Research published in the Journal of Urban Health examined data from the 2015 National Firearms Survey to determine the self-reported storage practices of gun owners with children. The authors estimate that 21 percent of gun-owning households with children contain a loaded and unlocked gun. This translates to approximately 4.6 million children living in a home with a loaded and unlocked gun.

"Firearm Storage in Gun-Owning Households with Children: Results of a 2015 National Survey,” by Deborah Azrael of Harvard’s School of Public Health, Joanna Cohen of Columbia University, and Carmel Salhi and Matthew Miller of Northeastern University, is the first study in nearly two decades to examine firearm storage practices in homes with children. 

Overall, the researchers find that nearly twice as many children live in homes where guns are stored loaded and unlocked as compared with 2002. While some of that difference is the result of population growth and measurement differences, the authors note other factors that are likely at play: gun owners are more likely to cite owning guns for protection, as opposed to hunting or sport; they are more likely to own handguns; and Americans are less aware of the risks of guns in the home. 

The researchers identified some noteworthy demographic differences:

  • Storage practices tend to be safer when children live in the home, especially young children.
  • Female gun owners with children were more likely to store at least one gun loaded and unlocked.
  • Households owning guns for protection are significantly more likely to have guns stored loaded and unlocked.

Another paper published in Pediatrics drills down on gun storage in homes with children who are at risk for self-harm. Suicide is the second leading cause of death for children between 10-17 years old, and firearms are used in 40 percent of those suicides. Known risk factors for self-harm include depression and other mental health conditions.

The study, “Firearm Storage in Homes with Children with Self-Harm Risk Factors,” by John Scott, Deborah Azrael and Matthew Miller of Northeastern and Harvard universities, finds no difference in the prevalence of guns in homes where children have a history of risk factors for self-harm than in homes where no children have such a history. Similarly, there was no difference in the storage practices of gun owners when children in the home have these risk factors.
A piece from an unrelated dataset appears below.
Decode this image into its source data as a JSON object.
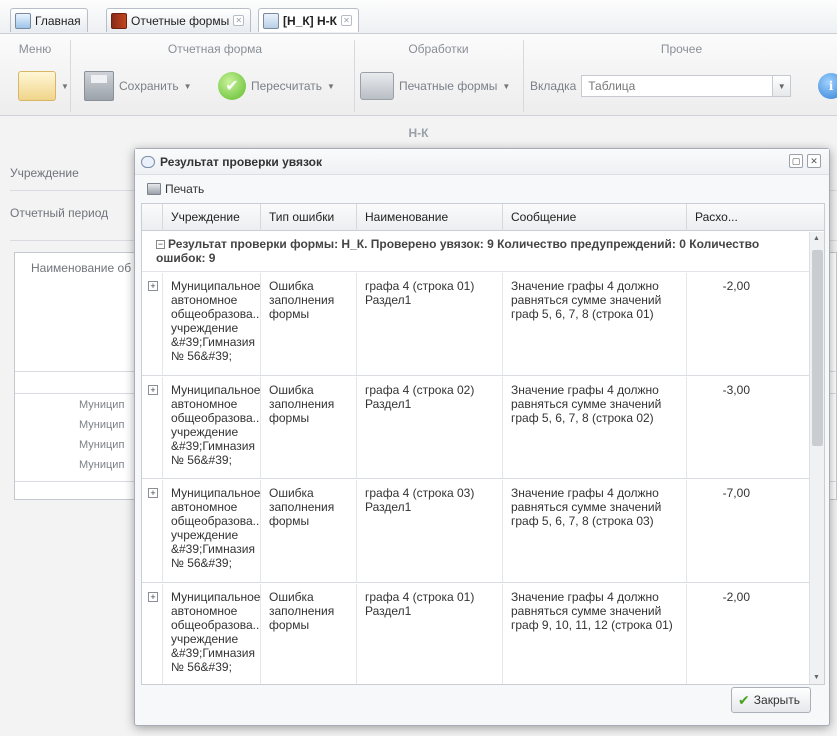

An earlier study described in the Joyce Foundation’s Winter 2018 Research Report found that firearms training courses rarely include information about suicide prevention. This research provides powerful evidence of the need for improved training and education on the risks of guns in homes with children, and the importance of storing guns safely to prevent unintended access to guns by children. 

Reporting about these studies appeared in The Trace, Forbes, and Psychiatric News.

Quick Takes: Other New Research of Note

U.S. Adds About 1 Million New Gun Owners Each Year

  • A paper analyzing data from the National Firearm Survey finds that new gun owners (those who became gun owners in the past five years) account for roughly 10 percent of all gun owners in the U.S. The researchers from Harvard and Northeastern Universities and the University of Pennsylvania estimate that one million Americans become new gun owners each year.  

CDC Documents Dramatic Rise in Suicides

  • In a report issued in June, the Centers for Disease Control and Prevention issued a report detailing a significant increase in suicides since 1999. Suicides increased in 44 states, with 30 states experiencing an increase of more than 30 percent. Firearms are the most common method of suicides, accounting for just under half of all deaths. Reducing access to firearms is an evidence-based approach to suicide prevention. 

Gun Homicides on the Rise 

  •  The CDC also reports that firearm homicides increased 31 percent between 2014-2016, after remaining relatively flat in the previous four years. Firearms were used in more than 70 percent of all homicides during that period. Researchers attribute the increase in part to a surge in gun violence in cities including Chicago, Baltimore, and St. Louis.